Low ad rev and student sign-ups push Washington Post to loss
The company warned of a further drop in profit at its education unit and said it would incur costs as it undertakes restructuring of its biggest business, reeling under the impact of operational changes forced by new government rules.
Kaplan, which accounts for 60 percent of the company's revenue, posted its fourth straight quarterly decline in new student sign-ups as a result of stricter admission standards.
New enrollments fell 30 percent in July-September after Kaplan implemented a program that allowed students to take up a free trial of the degree program they want to enroll into, and decide after a few weeks whether they want to continue or not.
Even as the Post's newspaper division suffered due to dwindling ad sales, Kaplan reaped a profit as students went back to school amid a weak job market.
But a recent U.S. government scrutiny that unveiled unethical practices, low graduation rates and huge student debt loads at for-profit colleges has hurt enrollment.
AD SALES CONTINUE SLIDE
Things at its publishing business are not getting any better. Print advertising revenue fell 20 percent at the Washington Post.

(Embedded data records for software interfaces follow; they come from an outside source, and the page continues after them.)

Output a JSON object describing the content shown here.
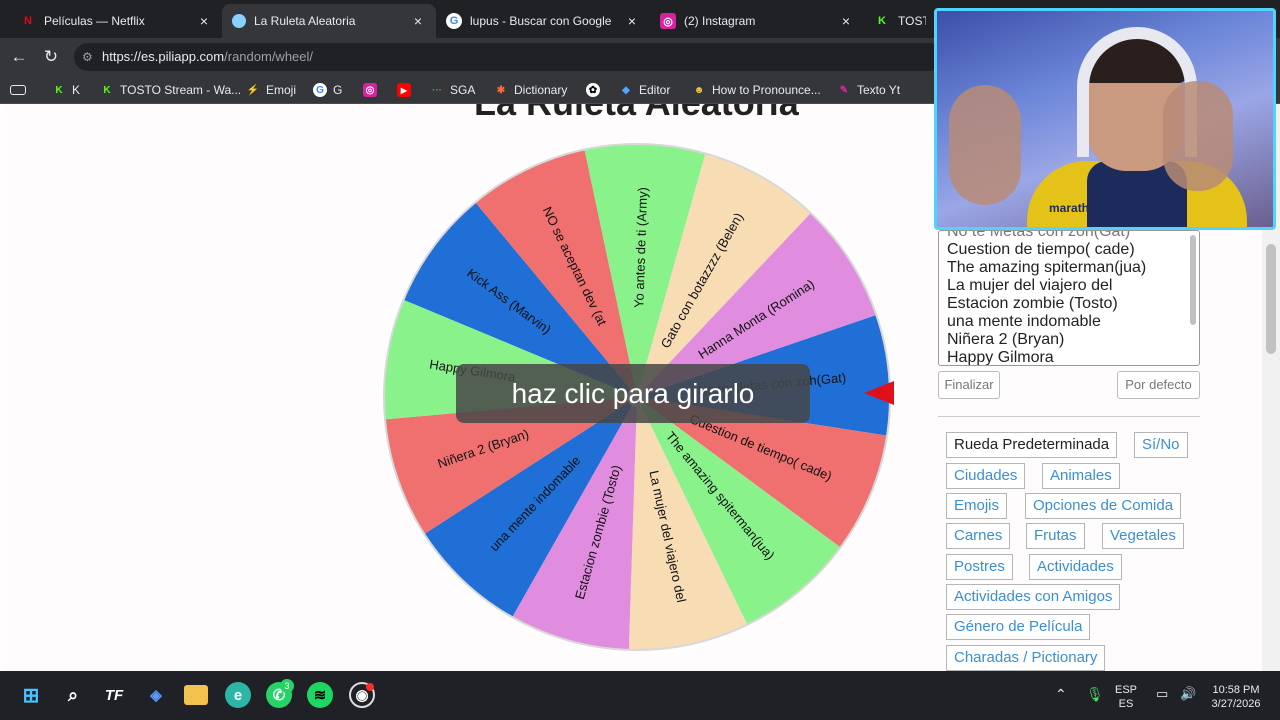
{
  "browser": {
    "tabs": [
      {
        "label": "Películas — Netflix",
        "icon": "netflix-icon",
        "color": "#e50914"
      },
      {
        "label": "La Ruleta Aleatoria",
        "icon": "piliapp-icon",
        "color": "#8ad0ff",
        "active": true
      },
      {
        "label": "lupus - Buscar con Google",
        "icon": "google-icon",
        "color": "#4285f4"
      },
      {
        "label": "(2) Instagram",
        "icon": "instagram-icon",
        "color": "#d6249f"
      },
      {
        "label": "TOSTO S",
        "icon": "kick-icon",
        "color": "#53fc18"
      }
    ],
    "url_domain": "https://es.piliapp.com",
    "url_path": "/random/wheel/",
    "bookmarks": [
      {
        "label": "K",
        "icon": "kick-icon"
      },
      {
        "label": "TOSTO Stream - Wa...",
        "icon": "kick-icon"
      },
      {
        "label": "Emoji",
        "icon": "lightning-icon"
      },
      {
        "label": "G",
        "icon": "google-icon"
      },
      {
        "label": "",
        "icon": "instagram-icon"
      },
      {
        "label": "",
        "icon": "youtube-icon"
      },
      {
        "label": "SGA",
        "icon": "sga-icon"
      },
      {
        "label": "Dictionary",
        "icon": "dictionary-icon"
      },
      {
        "label": "",
        "icon": "openai-icon"
      },
      {
        "label": "Editor",
        "icon": "editor-icon"
      },
      {
        "label": "How to Pronounce...",
        "icon": "pronounce-icon"
      },
      {
        "label": "Texto Yt",
        "icon": "texto-icon"
      }
    ]
  },
  "page": {
    "title": "La Ruleta Aleatoria",
    "spin_prompt": "haz clic para girarlo",
    "options_text": [
      "No te Metas con zoh(Gat)",
      "Cuestion de tiempo( cade)",
      "The amazing spiterman(jua)",
      "La mujer del viajero del",
      "Estacion zombie (Tosto)",
      "una mente indomable",
      "Niñera 2 (Bryan)",
      "Happy Gilmora"
    ],
    "finalize_label": "Finalizar",
    "default_label": "Por defecto",
    "presets": [
      "Rueda Predeterminada",
      "Sí/No",
      "Ciudades",
      "Animales",
      "Emojis",
      "Opciones de Comida",
      "Carnes",
      "Frutas",
      "Vegetales",
      "Postres",
      "Actividades",
      "Actividades con Amigos",
      "Género de Película",
      "Charadas / Pictionary"
    ]
  },
  "wheel": {
    "segments": [
      {
        "label": "Yo antes de ti (Army)",
        "color": "#8af28a"
      },
      {
        "label": "Gato con botazzzz (Belen)",
        "color": "#f7dcb4"
      },
      {
        "label": "Hanna Monta (Romina)",
        "color": "#e08de0"
      },
      {
        "label": "No te Metas con zoh(Gat)",
        "color": "#1f6fd6"
      },
      {
        "label": "Cuestion de tiempo( cade)",
        "color": "#f07070"
      },
      {
        "label": "The amazing spiterman(jua)",
        "color": "#8af28a"
      },
      {
        "label": "La mujer del viajero del",
        "color": "#f7dcb4"
      },
      {
        "label": "Estacion zombie (Tosto)",
        "color": "#e08de0"
      },
      {
        "label": "una mente indomable",
        "color": "#1f6fd6"
      },
      {
        "label": "Niñera 2 (Bryan)",
        "color": "#f07070"
      },
      {
        "label": "Happy Gilmora",
        "color": "#8af28a"
      },
      {
        "label": "Kick Ass (Marvin)",
        "color": "#1f6fd6"
      },
      {
        "label": "NO se aceptan dev (at",
        "color": "#f07070"
      }
    ]
  },
  "webcam": {
    "shirt_brand": "marathon"
  },
  "taskbar": {
    "lang": "ESP",
    "lang2": "ES",
    "time": "10:58 PM",
    "date": "3/27/2026",
    "whatsapp_badge": "3"
  }
}
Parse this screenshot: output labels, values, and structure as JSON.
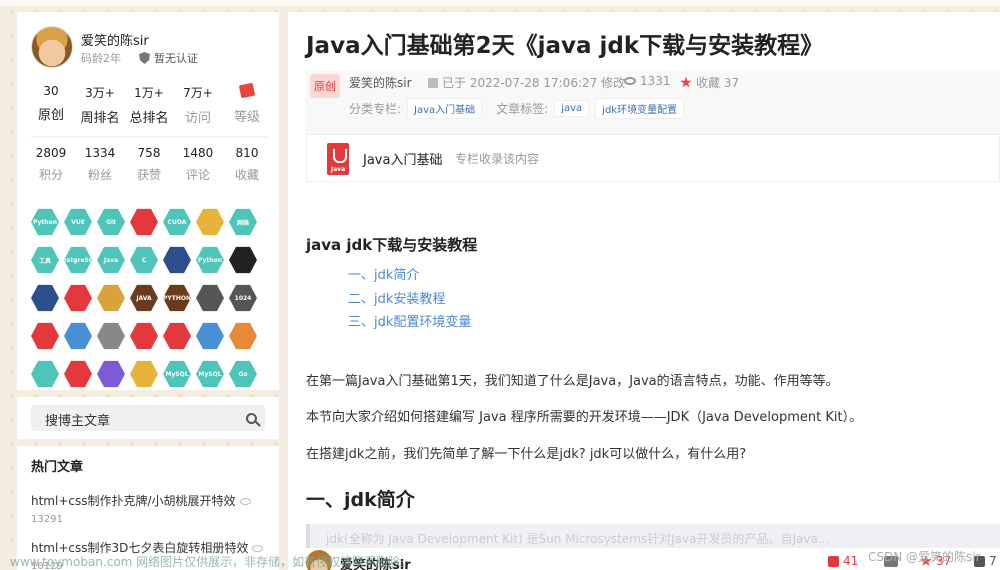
{
  "profile": {
    "name": "爱笑的陈sir",
    "age": "码龄2年",
    "cert": "暂无认证",
    "stats_row1": [
      {
        "num": "30",
        "label": "原创"
      },
      {
        "num": "3万+",
        "label": "周排名"
      },
      {
        "num": "1万+",
        "label": "总排名"
      },
      {
        "num": "7万+",
        "label": "访问"
      },
      {
        "num": "",
        "label": "等级"
      }
    ],
    "stats_row2": [
      {
        "num": "2809",
        "label": "积分"
      },
      {
        "num": "1334",
        "label": "粉丝"
      },
      {
        "num": "758",
        "label": "获赞"
      },
      {
        "num": "1480",
        "label": "评论"
      },
      {
        "num": "810",
        "label": "收藏"
      }
    ],
    "badges": [
      {
        "text": "Python",
        "color": "#4fc4b8"
      },
      {
        "text": "VUE",
        "color": "#4fc4b8"
      },
      {
        "text": "Git",
        "color": "#4fc4b8"
      },
      {
        "text": "",
        "color": "#e4393c"
      },
      {
        "text": "CUDA",
        "color": "#4fc4b8"
      },
      {
        "text": "",
        "color": "#e8b33a"
      },
      {
        "text": "网络",
        "color": "#4fc4b8"
      },
      {
        "text": "工具",
        "color": "#4fc4b8"
      },
      {
        "text": "PostgreSQL",
        "color": "#4fc4b8"
      },
      {
        "text": "Java",
        "color": "#4fc4b8"
      },
      {
        "text": "C",
        "color": "#4fc4b8"
      },
      {
        "text": "",
        "color": "#2d4e8c"
      },
      {
        "text": "Python",
        "color": "#4fc4b8"
      },
      {
        "text": "",
        "color": "#222222"
      },
      {
        "text": "",
        "color": "#2d4e8c"
      },
      {
        "text": "",
        "color": "#e4393c"
      },
      {
        "text": "",
        "color": "#d9a23a"
      },
      {
        "text": "JAVA",
        "color": "#6b3a1c"
      },
      {
        "text": "PYTHON",
        "color": "#6b3a1c"
      },
      {
        "text": "",
        "color": "#555555"
      },
      {
        "text": "1024",
        "color": "#555555"
      },
      {
        "text": "",
        "color": "#e4393c"
      },
      {
        "text": "",
        "color": "#4a90d6"
      },
      {
        "text": "",
        "color": "#888888"
      },
      {
        "text": "",
        "color": "#e4393c"
      },
      {
        "text": "",
        "color": "#e4393c"
      },
      {
        "text": "",
        "color": "#4a90d6"
      },
      {
        "text": "",
        "color": "#e8893a"
      },
      {
        "text": "",
        "color": "#4fc4b8"
      },
      {
        "text": "",
        "color": "#e4393c"
      },
      {
        "text": "",
        "color": "#7b5bd6"
      },
      {
        "text": "",
        "color": "#e8b33a"
      },
      {
        "text": "MySQL",
        "color": "#4fc4b8"
      },
      {
        "text": "MySQL",
        "color": "#4fc4b8"
      },
      {
        "text": "Go",
        "color": "#4fc4b8"
      }
    ]
  },
  "search": {
    "placeholder": "搜博主文章"
  },
  "hot": {
    "title": "热门文章",
    "items": [
      {
        "title": "html+css制作扑克牌/小胡桃展开特效",
        "views": "13291"
      },
      {
        "title": "html+css制作3D七夕表白旋转相册特效",
        "views": "10129"
      }
    ]
  },
  "article": {
    "title": "Java入门基础第2天《java jdk下载与安装教程》",
    "orig_badge": "原创",
    "author": "爱笑的陈sir",
    "date": "已于 2022-07-28 17:06:27 修改",
    "views": "1331",
    "fav": "收藏 37",
    "category_label": "分类专栏:",
    "category_tag": "Java入门基础",
    "tag_label": "文章标签:",
    "tags": [
      "java",
      "jdk环境变量配置"
    ],
    "column_name": "Java入门基础",
    "column_desc": "专栏收录该内容",
    "toc_title": "java jdk下载与安装教程",
    "toc": [
      "一、jdk简介",
      "二、jdk安装教程",
      "三、jdk配置环境变量"
    ],
    "paragraphs": [
      "在第一篇Java入门基础第1天，我们知道了什么是Java，Java的语言特点，功能、作用等等。",
      "本节向大家介绍如何搭建编写 Java 程序所需要的开发环境——JDK（Java Development Kit）。",
      "在搭建jdk之前，我们先简单了解一下什么是jdk? jdk可以做什么，有什么用?"
    ],
    "h1": "一、jdk简介",
    "quote": "jdk(全称为 Java Development Kit) 是Sun Microsystems针对Java开发员的产品。自Java..."
  },
  "bottom": {
    "author": "爱笑的陈sir",
    "likes": "41",
    "favs": "37",
    "share": "7"
  },
  "watermark": "www.toymoban.com 网络图片仅供展示，非存储，如有侵权请联系删除。",
  "csdn": "CSDN @爱笑的陈sir"
}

The newspaper industry has been struggling to lift its ad revenue as other media, like broadcast, enjoy a rebound in marketing spending.
In October, Gannett Co, the largest U.S. newspaper chain by circulation, reported a severe decline in advertising revenue pointing to a pullback in consumer and business spending.

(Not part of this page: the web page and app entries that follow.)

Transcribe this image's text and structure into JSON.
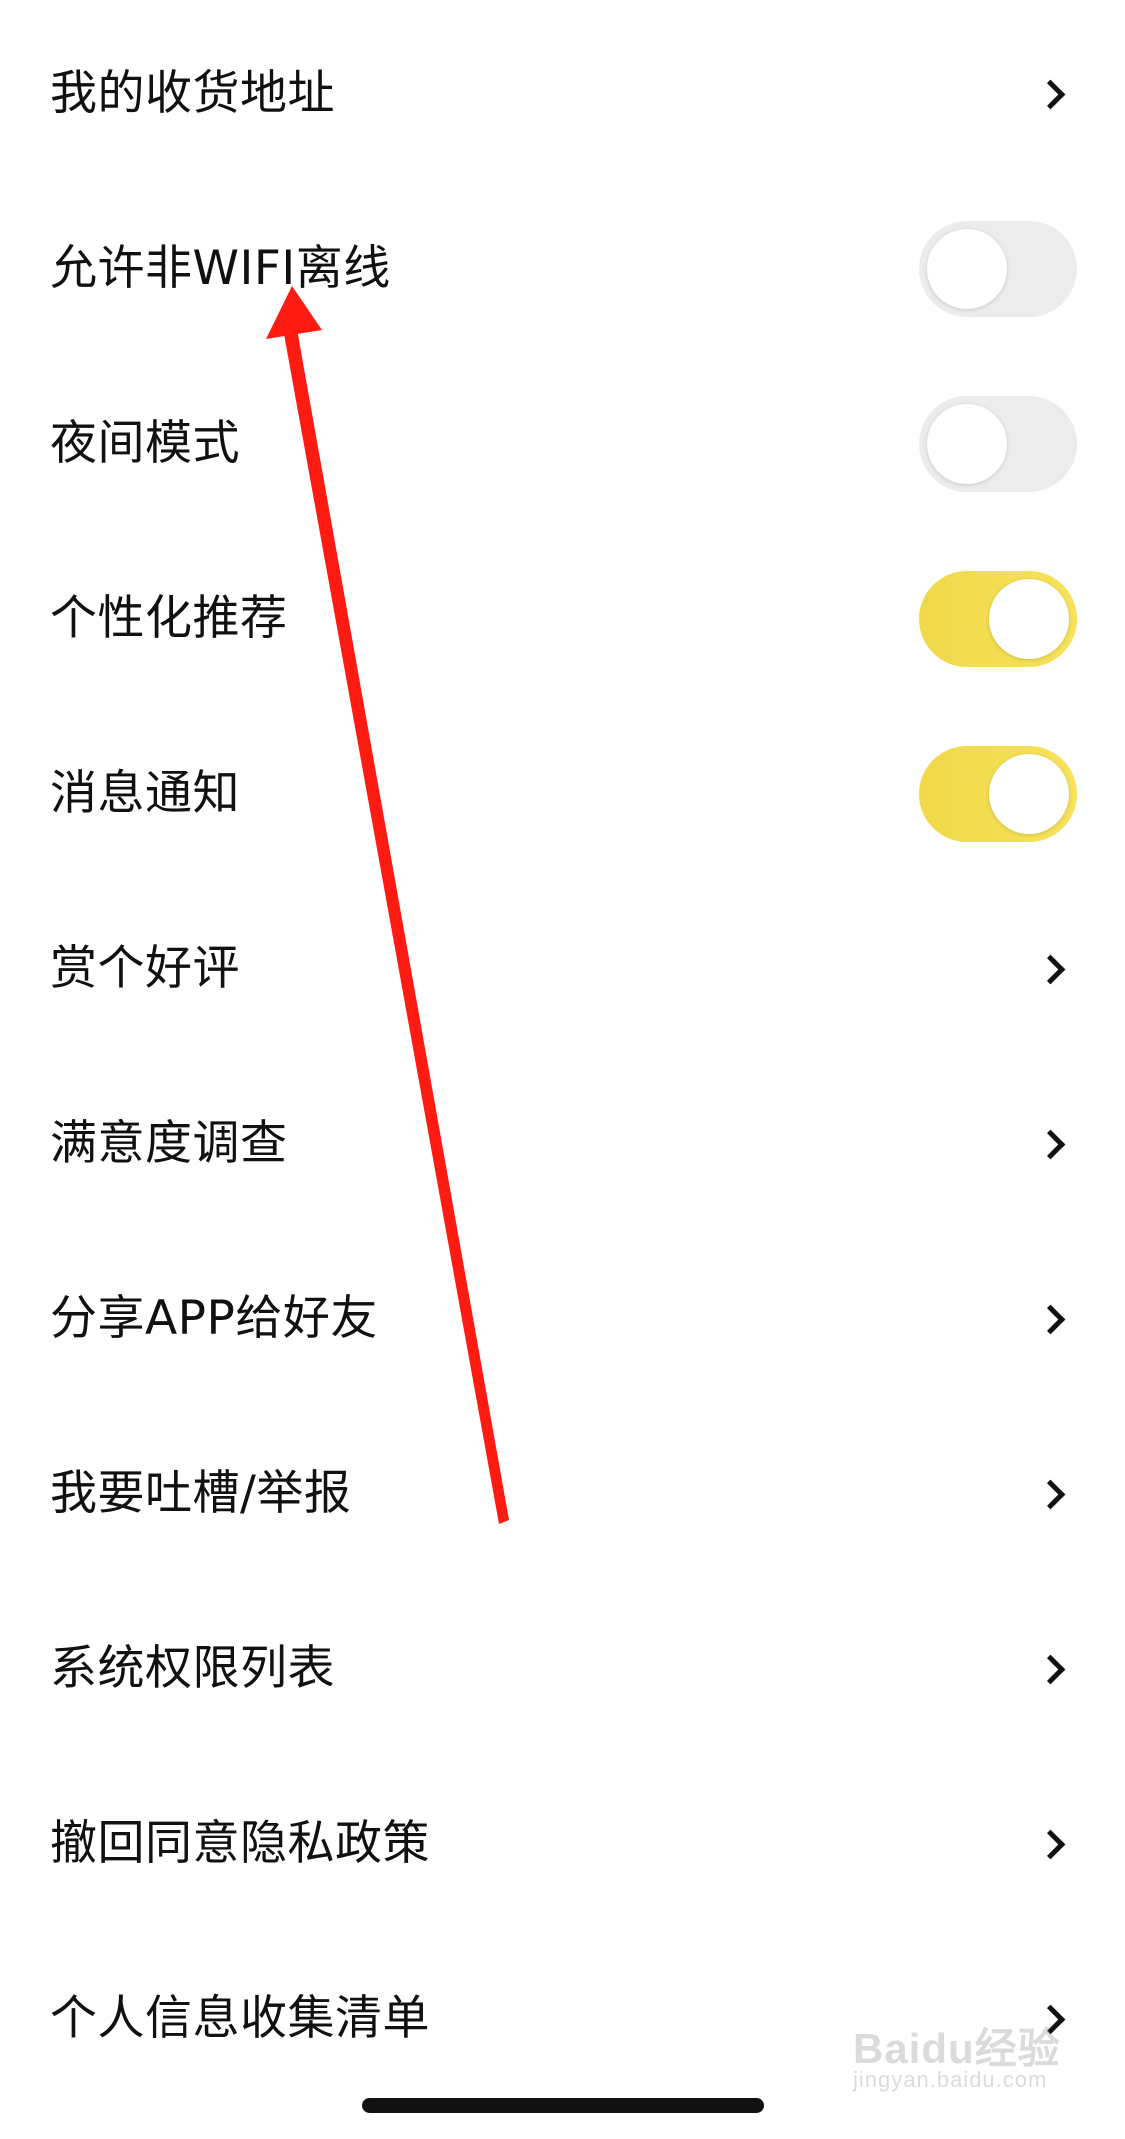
{
  "settings": {
    "items": [
      {
        "label": "我的收货地址",
        "control": "chevron"
      },
      {
        "label": "允许非WIFI离线",
        "control": "toggle",
        "on": false
      },
      {
        "label": "夜间模式",
        "control": "toggle",
        "on": false
      },
      {
        "label": "个性化推荐",
        "control": "toggle",
        "on": true
      },
      {
        "label": "消息通知",
        "control": "toggle",
        "on": true
      },
      {
        "label": "赏个好评",
        "control": "chevron"
      },
      {
        "label": "满意度调查",
        "control": "chevron"
      },
      {
        "label": "分享APP给好友",
        "control": "chevron"
      },
      {
        "label": "我要吐槽/举报",
        "control": "chevron"
      },
      {
        "label": "系统权限列表",
        "control": "chevron"
      },
      {
        "label": "撤回同意隐私政策",
        "control": "chevron"
      },
      {
        "label": "个人信息收集清单",
        "control": "chevron"
      }
    ]
  },
  "colors": {
    "toggle_on": "#f2dc4e",
    "toggle_off": "#ececec",
    "arrow": "#ff1a12"
  },
  "watermark": {
    "line1": "Baidu经验",
    "line2": "jingyan.baidu.com"
  }
}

Washington Post's cable and broadcast units also saw revenue declines due to higher costs and lower ad sales.
The company's third-quarter net loss was $6.2 million, or 82 cents a share, compared with net income of $60.9 million, or $6.84 a share, a year ago.

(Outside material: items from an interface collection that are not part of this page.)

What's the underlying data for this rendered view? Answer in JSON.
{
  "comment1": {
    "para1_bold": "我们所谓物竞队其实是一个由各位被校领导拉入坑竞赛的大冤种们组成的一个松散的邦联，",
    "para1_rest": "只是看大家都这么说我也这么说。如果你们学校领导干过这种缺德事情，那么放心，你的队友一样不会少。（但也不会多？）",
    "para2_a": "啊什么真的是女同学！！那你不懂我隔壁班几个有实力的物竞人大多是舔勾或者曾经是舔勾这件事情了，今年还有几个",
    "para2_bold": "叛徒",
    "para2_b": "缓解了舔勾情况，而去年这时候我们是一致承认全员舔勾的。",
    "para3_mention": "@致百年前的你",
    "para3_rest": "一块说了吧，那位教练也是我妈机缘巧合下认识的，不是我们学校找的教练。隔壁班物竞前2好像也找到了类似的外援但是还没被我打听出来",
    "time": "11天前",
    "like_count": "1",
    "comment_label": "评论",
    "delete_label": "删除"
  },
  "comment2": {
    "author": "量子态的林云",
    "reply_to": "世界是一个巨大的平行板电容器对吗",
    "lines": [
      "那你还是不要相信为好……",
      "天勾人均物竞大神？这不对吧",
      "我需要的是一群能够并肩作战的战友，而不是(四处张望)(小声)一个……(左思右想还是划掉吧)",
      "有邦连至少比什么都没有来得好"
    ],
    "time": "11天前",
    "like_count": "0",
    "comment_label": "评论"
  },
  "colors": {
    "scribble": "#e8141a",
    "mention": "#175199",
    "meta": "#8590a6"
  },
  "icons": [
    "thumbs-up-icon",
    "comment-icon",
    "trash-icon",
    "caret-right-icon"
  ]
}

Revenue fell 13 percent to $1.03 billion.
Results include impairment, restructuring and other charges. Excluding items, earnings were $4.95 a share.
(Reporting by A. Ananthalakshmi in Bangalore; Editing by Don Sebastian)